The other bonus with the H7R is the ability to change from a broad beam to a very focused spot beam. I’ve found in the past that after a few hours of wearing a head torch, tunnel vision sets in as your eyes adjust to the beam and everything is viewed only through that ‘tunnel’ of light. Having this option has helped me to reduce that as you can constantly tweak with how you’d like your beam to appear on the trail, depending upon the terrain you’re running on. In addition to that, and as a little tip, I also carry a smaller hand-held torch, which enables me to focus the head torch beam on the immediate trail around me, whilst using the hand-held to point into the distance and look for markers further up the trail. Some people I know don’t like carrying things in their hand, but I find this a really good combination to help in dense bushland.
The beam range, as quoted on the LED website is up to 180 metres, so again it gives you a very solid range to see up the trail. It’s not as strong as others on the market e.g. Ayup, but when used to light up your immediate surroundings, I’ve never had any trouble at all and the beam is very bright. As for the way in which it sits on your head, one of the other reasons I’m a big fan of this is that it’s a single band around the head, and doesn’t have the strap that runs over the top of the head like some other brands do. It can do this because it’s so lightweight compared to others on the market, and there’s no need to have the additional support. The fact that it only uses 3 x AAA batteries also means that it feels lightweight on your head and you don’t need to go down the gym three weeks prior to your race to do neck strengthening exercises!
The Bottom line
As you’ve probably gathered, I’m a big fan of this head torch as it suits me down to the ground in terms of its functionality and all round good options for cost, weight and power. However there are a number of considerations you need to make when considering a purchase. As mentioned, I use this in conjunction with a strong hand-held too, particularly for dense bushland as it helps to have both an immediate view of the trail from the head torch and then the distance view with a hand-held. But this is just me and what I like. If you don’t like holding hand torches, and you don’t think 170 lumens is enough, then I’d advise going for something like an Ayup. Those things are like fricking laser beams and are bright enough to distract low-flying planes! But with that comes the drawback of a bigger battery pack and a more limited battery life, depending on the pack you chose.
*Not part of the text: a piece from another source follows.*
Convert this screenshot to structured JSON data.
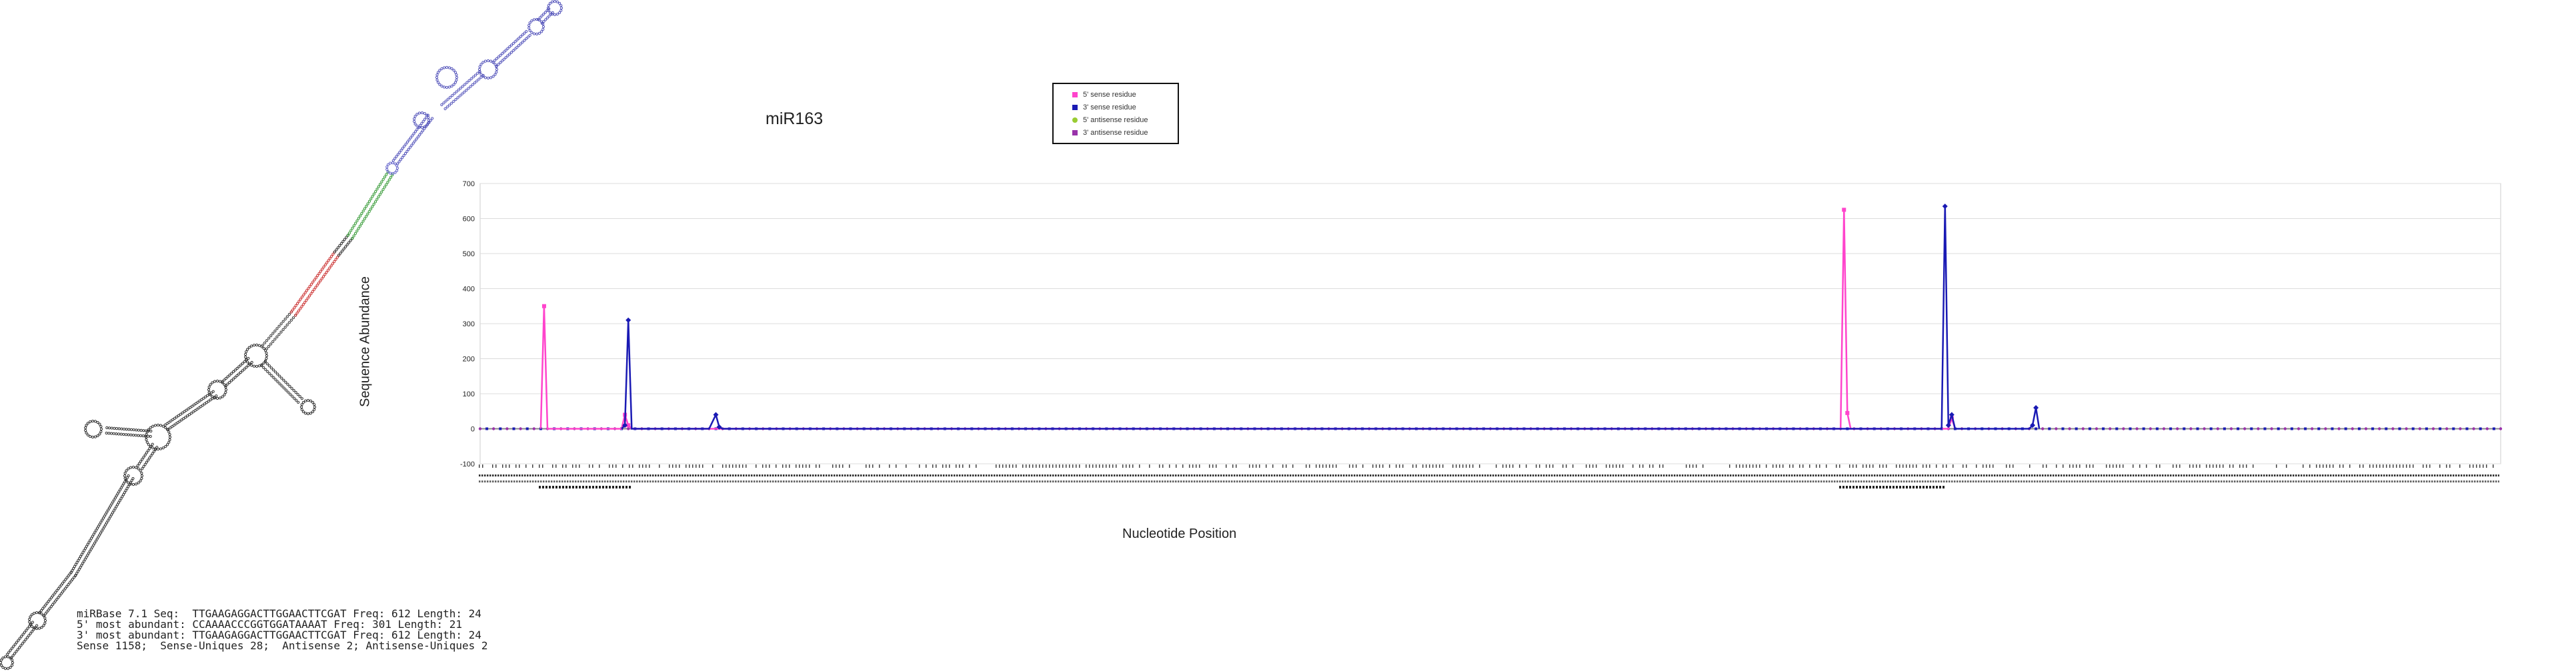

I also like simplicity, and this is what the H7 is. You use it straight out the box, stick the batteries in and off you go with what I think is a very powerful torch for its overall weight and size. I don’t want to mess around with battery packs and building the damn thing myself, so for me this torch is perfect in that regard.
Finally, just a word of warning on the LED Lenser ranges. Due to its popularity and I think reputation, there’s a whole heap of imitations on the market which look, feel and operate exactly like the originals. Be careful if you do buy online, and if the price looks too good to be true, it probably is. For the H7R head torch, an authorised dealer in Australia will sell this at around the $100 mark. If it’s a lot cheaper, just be careful. Although that’s not to say that it isn’t cheaper in other countries, because they are – we all know that everything in Australia is priced significantly higher than elsewhere in the World! My advice is to buy from an authorised dealer in Australia to get the warranty, so check the websites thoroughly before you go ahead.